/---
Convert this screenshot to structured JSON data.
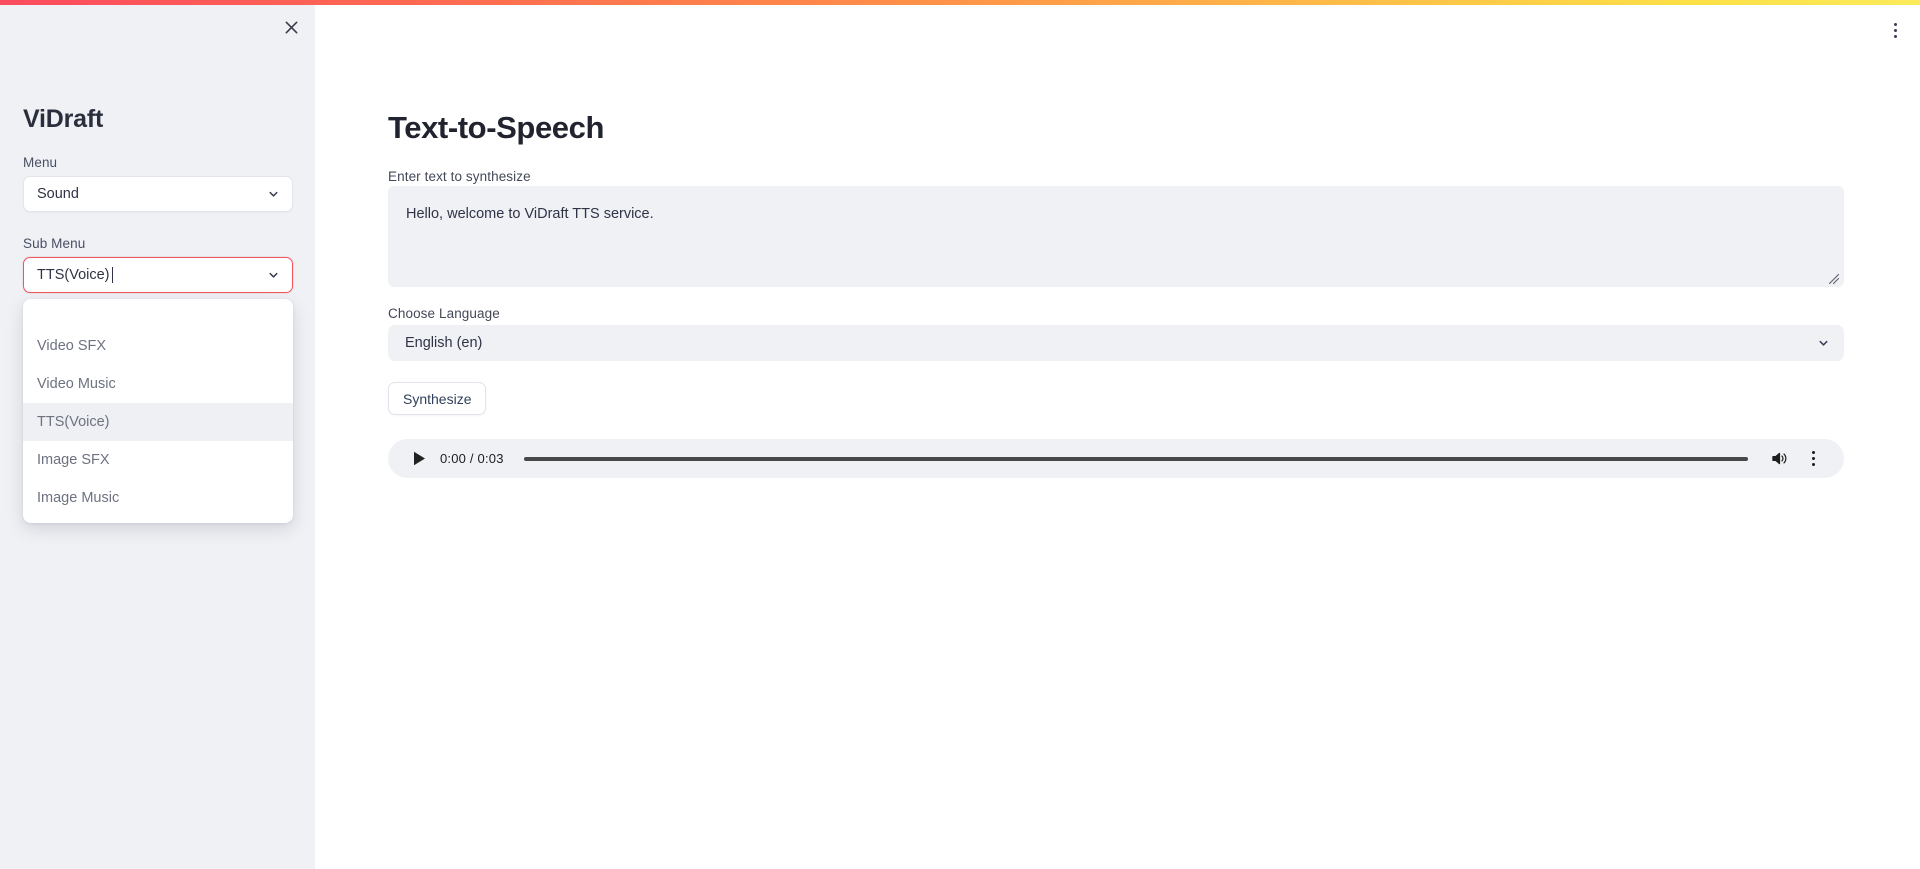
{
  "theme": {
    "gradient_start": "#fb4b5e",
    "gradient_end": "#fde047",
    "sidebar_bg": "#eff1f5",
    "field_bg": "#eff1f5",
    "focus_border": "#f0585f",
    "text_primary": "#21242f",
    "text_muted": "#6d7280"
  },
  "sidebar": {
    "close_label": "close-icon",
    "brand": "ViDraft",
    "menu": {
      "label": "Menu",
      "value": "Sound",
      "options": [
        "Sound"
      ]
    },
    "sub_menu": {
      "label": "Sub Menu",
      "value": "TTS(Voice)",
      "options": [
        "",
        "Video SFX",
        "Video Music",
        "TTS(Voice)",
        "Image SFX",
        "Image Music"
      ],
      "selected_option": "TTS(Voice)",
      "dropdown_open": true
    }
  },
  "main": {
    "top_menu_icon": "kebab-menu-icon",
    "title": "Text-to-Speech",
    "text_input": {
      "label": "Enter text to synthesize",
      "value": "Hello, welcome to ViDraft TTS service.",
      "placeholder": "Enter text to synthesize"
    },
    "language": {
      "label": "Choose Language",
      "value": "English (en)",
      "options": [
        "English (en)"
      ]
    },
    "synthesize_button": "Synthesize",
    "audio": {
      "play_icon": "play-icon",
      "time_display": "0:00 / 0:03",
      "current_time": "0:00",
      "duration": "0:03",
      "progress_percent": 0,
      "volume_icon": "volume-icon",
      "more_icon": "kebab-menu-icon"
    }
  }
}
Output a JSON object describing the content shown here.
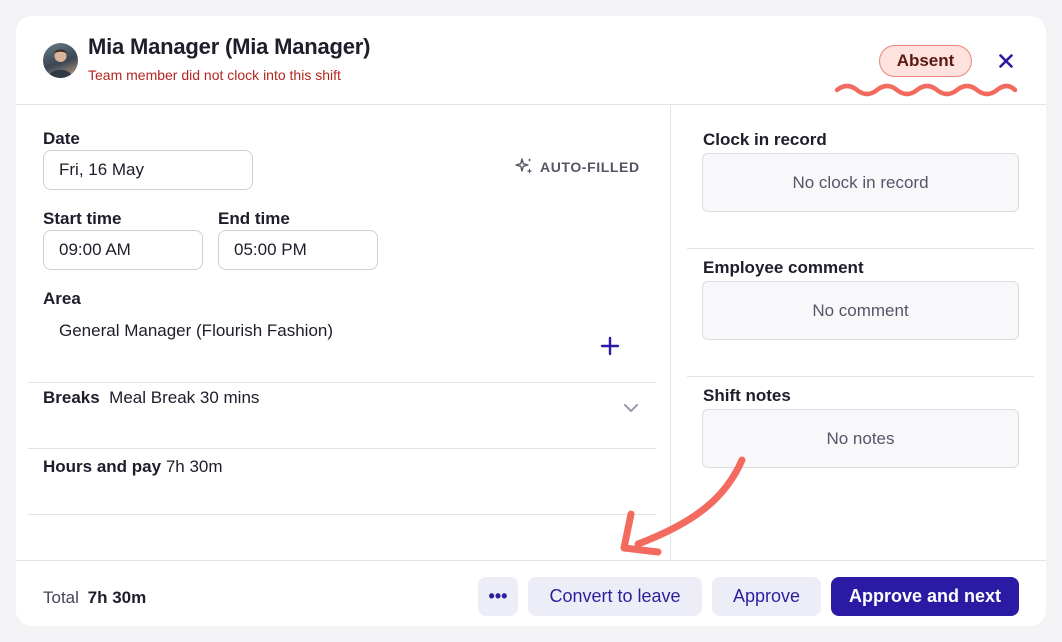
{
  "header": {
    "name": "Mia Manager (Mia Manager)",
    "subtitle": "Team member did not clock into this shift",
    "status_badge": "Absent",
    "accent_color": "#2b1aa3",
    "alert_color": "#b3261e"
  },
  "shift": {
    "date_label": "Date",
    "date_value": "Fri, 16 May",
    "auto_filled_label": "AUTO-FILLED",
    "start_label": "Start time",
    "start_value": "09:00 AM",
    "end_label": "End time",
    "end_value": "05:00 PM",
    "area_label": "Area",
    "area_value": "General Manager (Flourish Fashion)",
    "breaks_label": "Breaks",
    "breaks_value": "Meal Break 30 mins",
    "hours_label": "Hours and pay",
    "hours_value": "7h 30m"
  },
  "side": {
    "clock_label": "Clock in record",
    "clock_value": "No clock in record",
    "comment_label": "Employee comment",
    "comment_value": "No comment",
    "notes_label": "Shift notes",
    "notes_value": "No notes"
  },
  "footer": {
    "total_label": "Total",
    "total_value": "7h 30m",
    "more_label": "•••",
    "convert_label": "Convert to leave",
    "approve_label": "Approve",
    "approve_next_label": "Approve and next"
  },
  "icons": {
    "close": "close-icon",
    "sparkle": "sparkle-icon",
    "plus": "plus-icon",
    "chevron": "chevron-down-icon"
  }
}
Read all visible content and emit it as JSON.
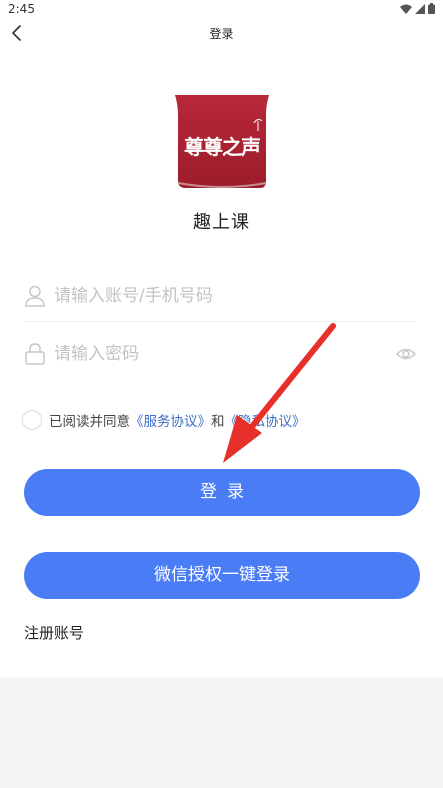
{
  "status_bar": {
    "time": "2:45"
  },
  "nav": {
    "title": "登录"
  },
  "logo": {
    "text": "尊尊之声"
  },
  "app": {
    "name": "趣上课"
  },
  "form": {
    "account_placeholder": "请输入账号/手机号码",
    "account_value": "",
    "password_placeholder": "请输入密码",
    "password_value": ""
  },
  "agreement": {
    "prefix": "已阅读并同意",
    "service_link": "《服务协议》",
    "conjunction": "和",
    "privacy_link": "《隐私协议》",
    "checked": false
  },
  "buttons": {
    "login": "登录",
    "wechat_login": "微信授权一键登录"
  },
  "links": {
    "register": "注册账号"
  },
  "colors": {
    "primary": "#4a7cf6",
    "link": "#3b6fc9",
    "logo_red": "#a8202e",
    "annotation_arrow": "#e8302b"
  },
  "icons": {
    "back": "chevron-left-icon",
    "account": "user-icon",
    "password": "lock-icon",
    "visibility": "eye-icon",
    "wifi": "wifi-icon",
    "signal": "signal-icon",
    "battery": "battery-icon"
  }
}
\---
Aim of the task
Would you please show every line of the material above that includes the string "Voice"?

Written response
      "value": "TTS(Voice)",
        "TTS(Voice)",
      "selected_option": "TTS(Voice)",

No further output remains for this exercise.